* **EXERCISE BRIEF**: Your answer must be the full set of entries, repeated exactly.

(Items from an interface collection)

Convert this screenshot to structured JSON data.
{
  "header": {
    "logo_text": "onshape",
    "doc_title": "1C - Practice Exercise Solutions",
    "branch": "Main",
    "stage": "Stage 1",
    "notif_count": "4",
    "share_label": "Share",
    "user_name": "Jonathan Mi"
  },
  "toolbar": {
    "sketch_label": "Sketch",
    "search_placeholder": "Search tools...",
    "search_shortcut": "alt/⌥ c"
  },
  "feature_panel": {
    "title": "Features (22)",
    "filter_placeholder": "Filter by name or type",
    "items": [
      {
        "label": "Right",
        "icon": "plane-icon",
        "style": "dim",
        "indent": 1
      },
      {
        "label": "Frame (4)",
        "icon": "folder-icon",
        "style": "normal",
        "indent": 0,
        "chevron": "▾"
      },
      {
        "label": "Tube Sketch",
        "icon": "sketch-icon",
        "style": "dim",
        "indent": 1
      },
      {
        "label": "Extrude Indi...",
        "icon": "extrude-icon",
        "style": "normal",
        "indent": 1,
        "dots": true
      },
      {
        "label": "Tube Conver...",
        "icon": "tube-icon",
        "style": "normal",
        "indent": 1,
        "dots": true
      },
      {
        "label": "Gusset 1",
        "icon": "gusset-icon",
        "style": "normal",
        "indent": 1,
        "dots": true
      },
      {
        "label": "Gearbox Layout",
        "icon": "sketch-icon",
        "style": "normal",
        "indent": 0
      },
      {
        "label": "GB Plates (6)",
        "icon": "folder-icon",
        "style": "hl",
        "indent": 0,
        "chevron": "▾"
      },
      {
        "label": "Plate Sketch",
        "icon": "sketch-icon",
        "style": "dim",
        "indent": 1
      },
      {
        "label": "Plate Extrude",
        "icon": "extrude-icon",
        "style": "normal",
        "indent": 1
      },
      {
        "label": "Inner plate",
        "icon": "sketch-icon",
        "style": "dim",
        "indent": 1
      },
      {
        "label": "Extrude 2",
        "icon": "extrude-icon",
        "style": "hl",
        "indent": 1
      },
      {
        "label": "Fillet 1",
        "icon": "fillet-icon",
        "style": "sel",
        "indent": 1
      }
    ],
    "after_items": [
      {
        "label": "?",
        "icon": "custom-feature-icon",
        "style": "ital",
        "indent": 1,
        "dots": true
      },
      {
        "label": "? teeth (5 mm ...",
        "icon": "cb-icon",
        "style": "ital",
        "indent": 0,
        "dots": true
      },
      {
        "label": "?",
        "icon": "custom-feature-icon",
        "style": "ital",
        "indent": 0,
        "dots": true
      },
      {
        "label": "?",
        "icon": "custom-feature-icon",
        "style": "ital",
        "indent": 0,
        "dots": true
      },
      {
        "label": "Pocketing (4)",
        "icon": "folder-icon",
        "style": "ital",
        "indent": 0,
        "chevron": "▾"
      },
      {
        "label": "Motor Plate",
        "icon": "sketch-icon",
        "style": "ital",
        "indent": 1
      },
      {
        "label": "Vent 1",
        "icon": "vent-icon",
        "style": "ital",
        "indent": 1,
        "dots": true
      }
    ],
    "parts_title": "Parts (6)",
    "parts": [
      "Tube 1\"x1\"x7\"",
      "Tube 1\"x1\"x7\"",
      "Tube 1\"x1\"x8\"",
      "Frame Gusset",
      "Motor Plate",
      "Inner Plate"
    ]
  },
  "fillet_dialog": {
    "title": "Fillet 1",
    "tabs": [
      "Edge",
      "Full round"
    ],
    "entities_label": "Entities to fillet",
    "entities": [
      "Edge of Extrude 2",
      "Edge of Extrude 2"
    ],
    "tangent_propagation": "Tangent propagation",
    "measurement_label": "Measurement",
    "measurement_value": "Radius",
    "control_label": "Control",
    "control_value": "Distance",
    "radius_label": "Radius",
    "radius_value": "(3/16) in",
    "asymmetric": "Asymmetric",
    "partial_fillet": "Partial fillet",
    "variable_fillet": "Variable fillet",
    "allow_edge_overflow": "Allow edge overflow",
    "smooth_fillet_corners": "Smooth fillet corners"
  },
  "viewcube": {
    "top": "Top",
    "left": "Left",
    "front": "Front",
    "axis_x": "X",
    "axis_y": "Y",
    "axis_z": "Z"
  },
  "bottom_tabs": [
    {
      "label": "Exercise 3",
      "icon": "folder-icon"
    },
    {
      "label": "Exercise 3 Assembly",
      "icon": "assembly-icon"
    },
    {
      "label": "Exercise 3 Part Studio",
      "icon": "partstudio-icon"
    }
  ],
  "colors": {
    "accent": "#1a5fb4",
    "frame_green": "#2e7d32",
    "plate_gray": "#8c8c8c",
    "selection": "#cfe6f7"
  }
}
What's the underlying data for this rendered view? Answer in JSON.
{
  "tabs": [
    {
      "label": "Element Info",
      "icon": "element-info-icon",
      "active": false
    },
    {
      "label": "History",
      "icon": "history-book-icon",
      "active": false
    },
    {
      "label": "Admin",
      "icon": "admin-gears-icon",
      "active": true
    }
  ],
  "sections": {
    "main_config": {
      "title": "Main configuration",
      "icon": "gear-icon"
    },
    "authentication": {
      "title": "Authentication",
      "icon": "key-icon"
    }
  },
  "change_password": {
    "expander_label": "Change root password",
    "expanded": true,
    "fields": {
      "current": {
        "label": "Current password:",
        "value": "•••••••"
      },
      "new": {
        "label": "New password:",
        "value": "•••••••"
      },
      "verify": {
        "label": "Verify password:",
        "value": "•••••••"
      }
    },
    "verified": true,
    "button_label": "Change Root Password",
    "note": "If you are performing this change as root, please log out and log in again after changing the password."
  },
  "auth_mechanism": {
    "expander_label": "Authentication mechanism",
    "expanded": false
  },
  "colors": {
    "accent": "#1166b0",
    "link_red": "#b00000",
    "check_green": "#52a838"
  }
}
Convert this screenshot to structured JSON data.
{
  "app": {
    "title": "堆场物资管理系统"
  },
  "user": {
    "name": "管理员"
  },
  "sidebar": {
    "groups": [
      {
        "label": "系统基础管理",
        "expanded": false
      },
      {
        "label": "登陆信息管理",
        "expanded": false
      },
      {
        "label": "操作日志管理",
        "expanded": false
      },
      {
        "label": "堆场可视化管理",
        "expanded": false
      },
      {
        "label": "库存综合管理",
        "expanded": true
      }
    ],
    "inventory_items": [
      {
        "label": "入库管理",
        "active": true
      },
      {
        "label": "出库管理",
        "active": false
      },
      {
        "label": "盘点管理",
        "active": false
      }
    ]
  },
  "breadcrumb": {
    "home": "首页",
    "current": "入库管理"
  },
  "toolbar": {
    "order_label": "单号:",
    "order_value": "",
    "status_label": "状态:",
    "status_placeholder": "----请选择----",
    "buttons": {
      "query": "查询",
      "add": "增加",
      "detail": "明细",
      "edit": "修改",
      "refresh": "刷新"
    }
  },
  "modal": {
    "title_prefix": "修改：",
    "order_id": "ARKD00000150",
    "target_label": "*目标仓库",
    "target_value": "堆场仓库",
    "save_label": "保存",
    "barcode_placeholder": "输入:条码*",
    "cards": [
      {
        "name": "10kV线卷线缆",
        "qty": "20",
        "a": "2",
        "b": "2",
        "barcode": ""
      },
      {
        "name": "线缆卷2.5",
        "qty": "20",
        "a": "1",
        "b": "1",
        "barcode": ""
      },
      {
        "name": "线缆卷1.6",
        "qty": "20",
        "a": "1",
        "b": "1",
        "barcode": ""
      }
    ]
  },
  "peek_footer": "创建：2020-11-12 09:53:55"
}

* **WRITTEN SOLUTION**:
Convert this screenshot to structured JSON data.
{
  "header": {
    "logo_text": "onshape",
    "doc_title": "1C - Practice Exercise Solutions",
    "branch": "Main",
    "stage": "Stage 1",
    "notif_count": "4",
    "share_label": "Share",
    "user_name": "Jonathan Mi"
  },
  "toolbar": {
    "sketch_label": "Sketch",
    "search_placeholder": "Search tools...",
    "search_shortcut": "alt/⌥ c"
  },
  "feature_panel": {
    "title": "Features (22)",
    "filter_placeholder": "Filter by name or type",
    "items": [
      {
        "label": "Right",
        "icon": "plane-icon",
        "style": "dim",
        "indent": 1
      },
      {
        "label": "Frame (4)",
        "icon": "folder-icon",
        "style": "normal",
        "indent": 0,
        "chevron": "▾"
      },
      {
        "label": "Tube Sketch",
        "icon": "sketch-icon",
        "style": "dim",
        "indent": 1
      },
      {
        "label": "Extrude Indi...",
        "icon": "extrude-icon",
        "style": "normal",
        "indent": 1,
        "dots": true
      },
      {
        "label": "Tube Conver...",
        "icon": "tube-icon",
        "style": "normal",
        "indent": 1,
        "dots": true
      },
      {
        "label": "Gusset 1",
        "icon": "gusset-icon",
        "style": "normal",
        "indent": 1,
        "dots": true
      },
      {
        "label": "Gearbox Layout",
        "icon": "sketch-icon",
        "style": "normal",
        "indent": 0
      },
      {
        "label": "GB Plates (6)",
        "icon": "folder-icon",
        "style": "hl",
        "indent": 0,
        "chevron": "▾"
      },
      {
        "label": "Plate Sketch",
        "icon": "sketch-icon",
        "style": "dim",
        "indent": 1
      },
      {
        "label": "Plate Extrude",
        "icon": "extrude-icon",
        "style": "normal",
        "indent": 1
      },
      {
        "label": "Inner plate",
        "icon": "sketch-icon",
        "style": "dim",
        "indent": 1
      },
      {
        "label": "Extrude 2",
        "icon": "extrude-icon",
        "style": "hl",
        "indent": 1
      },
      {
        "label": "Fillet 1",
        "icon": "fillet-icon",
        "style": "sel",
        "indent": 1
      }
    ],
    "after_items": [
      {
        "label": "?",
        "icon": "custom-feature-icon",
        "style": "ital",
        "indent": 1,
        "dots": true
      },
      {
        "label": "? teeth (5 mm ...",
        "icon": "cb-icon",
        "style": "ital",
        "indent": 0,
        "dots": true
      },
      {
        "label": "?",
        "icon": "custom-feature-icon",
        "style": "ital",
        "indent": 0,
        "dots": true
      },
      {
        "label": "?",
        "icon": "custom-feature-icon",
        "style": "ital",
        "indent": 0,
        "dots": true
      },
      {
        "label": "Pocketing (4)",
        "icon": "folder-icon",
        "style": "ital",
        "indent": 0,
        "chevron": "▾"
      },
      {
        "label": "Motor Plate",
        "icon": "sketch-icon",
        "style": "ital",
        "indent": 1
      },
      {
        "label": "Vent 1",
        "icon": "vent-icon",
        "style": "ital",
        "indent": 1,
        "dots": true
      }
    ],
    "parts_title": "Parts (6)",
    "parts": [
      "Tube 1\"x1\"x7\"",
      "Tube 1\"x1\"x7\"",
      "Tube 1\"x1\"x8\"",
      "Frame Gusset",
      "Motor Plate",
      "Inner Plate"
    ]
  },
  "fillet_dialog": {
    "title": "Fillet 1",
    "tabs": [
      "Edge",
      "Full round"
    ],
    "entities_label": "Entities to fillet",
    "entities": [
      "Edge of Extrude 2",
      "Edge of Extrude 2"
    ],
    "tangent_propagation": "Tangent propagation",
    "measurement_label": "Measurement",
    "measurement_value": "Radius",
    "control_label": "Control",
    "control_value": "Distance",
    "radius_label": "Radius",
    "radius_value": "(3/16) in",
    "asymmetric": "Asymmetric",
    "partial_fillet": "Partial fillet",
    "variable_fillet": "Variable fillet",
    "allow_edge_overflow": "Allow edge overflow",
    "smooth_fillet_corners": "Smooth fillet corners"
  },
  "viewcube": {
    "top": "Top",
    "left": "Left",
    "front": "Front",
    "axis_x": "X",
    "axis_y": "Y",
    "axis_z": "Z"
  },
  "bottom_tabs": [
    {
      "label": "Exercise 3",
      "icon": "folder-icon"
    },
    {
      "label": "Exercise 3 Assembly",
      "icon": "assembly-icon"
    },
    {
      "label": "Exercise 3 Part Studio",
      "icon": "partstudio-icon"
    }
  ],
  "colors": {
    "accent": "#1a5fb4",
    "frame_green": "#2e7d32",
    "plate_gray": "#8c8c8c",
    "selection": "#cfe6f7"
  }
}
What's the underlying data for this rendered view? Answer in JSON.
{
  "tabs": [
    {
      "label": "Element Info",
      "icon": "element-info-icon",
      "active": false
    },
    {
      "label": "History",
      "icon": "history-book-icon",
      "active": false
    },
    {
      "label": "Admin",
      "icon": "admin-gears-icon",
      "active": true
    }
  ],
  "sections": {
    "main_config": {
      "title": "Main configuration",
      "icon": "gear-icon"
    },
    "authentication": {
      "title": "Authentication",
      "icon": "key-icon"
    }
  },
  "change_password": {
    "expander_label": "Change root password",
    "expanded": true,
    "fields": {
      "current": {
        "label": "Current password:",
        "value": "•••••••"
      },
      "new": {
        "label": "New password:",
        "value": "•••••••"
      },
      "verify": {
        "label": "Verify password:",
        "value": "•••••••"
      }
    },
    "verified": true,
    "button_label": "Change Root Password",
    "note": "If you are performing this change as root, please log out and log in again after changing the password."
  },
  "auth_mechanism": {
    "expander_label": "Authentication mechanism",
    "expanded": false
  },
  "colors": {
    "accent": "#1166b0",
    "link_red": "#b00000",
    "check_green": "#52a838"
  }
}
Convert this screenshot to structured JSON data.
{
  "app": {
    "title": "堆场物资管理系统"
  },
  "user": {
    "name": "管理员"
  },
  "sidebar": {
    "groups": [
      {
        "label": "系统基础管理",
        "expanded": false
      },
      {
        "label": "登陆信息管理",
        "expanded": false
      },
      {
        "label": "操作日志管理",
        "expanded": false
      },
      {
        "label": "堆场可视化管理",
        "expanded": false
      },
      {
        "label": "库存综合管理",
        "expanded": true
      }
    ],
    "inventory_items": [
      {
        "label": "入库管理",
        "active": true
      },
      {
        "label": "出库管理",
        "active": false
      },
      {
        "label": "盘点管理",
        "active": false
      }
    ]
  },
  "breadcrumb": {
    "home": "首页",
    "current": "入库管理"
  },
  "toolbar": {
    "order_label": "单号:",
    "order_value": "",
    "status_label": "状态:",
    "status_placeholder": "----请选择----",
    "buttons": {
      "query": "查询",
      "add": "增加",
      "detail": "明细",
      "edit": "修改",
      "refresh": "刷新"
    }
  },
  "modal": {
    "title_prefix": "修改：",
    "order_id": "ARKD00000150",
    "target_label": "*目标仓库",
    "target_value": "堆场仓库",
    "save_label": "保存",
    "barcode_placeholder": "输入:条码*",
    "cards": [
      {
        "name": "10kV线卷线缆",
        "qty": "20",
        "a": "2",
        "b": "2",
        "barcode": ""
      },
      {
        "name": "线缆卷2.5",
        "qty": "20",
        "a": "1",
        "b": "1",
        "barcode": ""
      },
      {
        "name": "线缆卷1.6",
        "qty": "20",
        "a": "1",
        "b": "1",
        "barcode": ""
      }
    ]
  },
  "peek_footer": "创建：2020-11-12 09:53:55"
}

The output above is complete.